[Source information]
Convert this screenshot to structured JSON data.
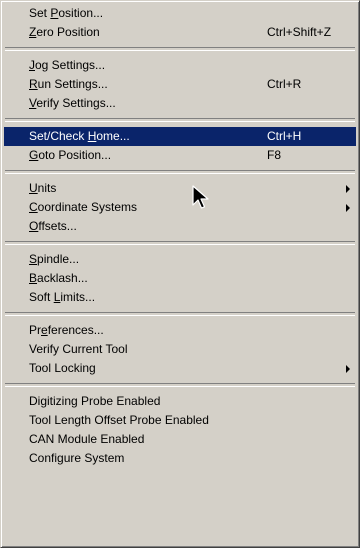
{
  "menu": {
    "items": [
      {
        "label": "Set Position...",
        "mn": "P",
        "shortcut": ""
      },
      {
        "label": "Zero Position",
        "mn": "Z",
        "shortcut": "Ctrl+Shift+Z"
      },
      {
        "label": "Jog Settings...",
        "mn": "J",
        "shortcut": ""
      },
      {
        "label": "Run Settings...",
        "mn": "R",
        "shortcut": "Ctrl+R"
      },
      {
        "label": "Verify Settings...",
        "mn": "V",
        "shortcut": ""
      },
      {
        "label": "Set/Check Home...",
        "mn": "H",
        "shortcut": "Ctrl+H"
      },
      {
        "label": "Goto Position...",
        "mn": "G",
        "shortcut": "F8"
      },
      {
        "label": "Units",
        "mn": "U",
        "shortcut": ""
      },
      {
        "label": "Coordinate Systems",
        "mn": "C",
        "shortcut": ""
      },
      {
        "label": "Offsets...",
        "mn": "O",
        "shortcut": ""
      },
      {
        "label": "Spindle...",
        "mn": "S",
        "shortcut": ""
      },
      {
        "label": "Backlash...",
        "mn": "B",
        "shortcut": ""
      },
      {
        "label": "Soft Limits...",
        "mn": "L",
        "shortcut": ""
      },
      {
        "label": "Preferences...",
        "mn": "e",
        "shortcut": ""
      },
      {
        "label": "Verify Current Tool",
        "mn": "",
        "shortcut": ""
      },
      {
        "label": "Tool Locking",
        "mn": "",
        "shortcut": ""
      },
      {
        "label": "Digitizing Probe Enabled",
        "mn": "",
        "shortcut": ""
      },
      {
        "label": "Tool Length Offset Probe Enabled",
        "mn": "",
        "shortcut": ""
      },
      {
        "label": "CAN Module Enabled",
        "mn": "",
        "shortcut": ""
      },
      {
        "label": "Configure System",
        "mn": "",
        "shortcut": ""
      }
    ],
    "highlighted_item": "Set/Check Home...",
    "colors": {
      "menu_bg": "#d4d0c8",
      "highlight_bg": "#0a246a",
      "highlight_text": "#ffffff"
    },
    "icons": {
      "submenu": "submenu-arrow-icon",
      "cursor": "mouse-pointer-icon"
    }
  }
}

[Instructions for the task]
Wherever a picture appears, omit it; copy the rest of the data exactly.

[Task result]
Convert this screenshot to structured JSON data.
{
  "menu": {
    "items": [
      {
        "label": "Set Position...",
        "mn": "P",
        "shortcut": ""
      },
      {
        "label": "Zero Position",
        "mn": "Z",
        "shortcut": "Ctrl+Shift+Z"
      },
      {
        "label": "Jog Settings...",
        "mn": "J",
        "shortcut": ""
      },
      {
        "label": "Run Settings...",
        "mn": "R",
        "shortcut": "Ctrl+R"
      },
      {
        "label": "Verify Settings...",
        "mn": "V",
        "shortcut": ""
      },
      {
        "label": "Set/Check Home...",
        "mn": "H",
        "shortcut": "Ctrl+H"
      },
      {
        "label": "Goto Position...",
        "mn": "G",
        "shortcut": "F8"
      },
      {
        "label": "Units",
        "mn": "U",
        "shortcut": ""
      },
      {
        "label": "Coordinate Systems",
        "mn": "C",
        "shortcut": ""
      },
      {
        "label": "Offsets...",
        "mn": "O",
        "shortcut": ""
      },
      {
        "label": "Spindle...",
        "mn": "S",
        "shortcut": ""
      },
      {
        "label": "Backlash...",
        "mn": "B",
        "shortcut": ""
      },
      {
        "label": "Soft Limits...",
        "mn": "L",
        "shortcut": ""
      },
      {
        "label": "Preferences...",
        "mn": "e",
        "shortcut": ""
      },
      {
        "label": "Verify Current Tool",
        "mn": "",
        "shortcut": ""
      },
      {
        "label": "Tool Locking",
        "mn": "",
        "shortcut": ""
      },
      {
        "label": "Digitizing Probe Enabled",
        "mn": "",
        "shortcut": ""
      },
      {
        "label": "Tool Length Offset Probe Enabled",
        "mn": "",
        "shortcut": ""
      },
      {
        "label": "CAN Module Enabled",
        "mn": "",
        "shortcut": ""
      },
      {
        "label": "Configure System",
        "mn": "",
        "shortcut": ""
      }
    ],
    "highlighted_item": "Set/Check Home...",
    "colors": {
      "menu_bg": "#d4d0c8",
      "highlight_bg": "#0a246a",
      "highlight_text": "#ffffff"
    },
    "icons": {
      "submenu": "submenu-arrow-icon",
      "cursor": "mouse-pointer-icon"
    }
  }
}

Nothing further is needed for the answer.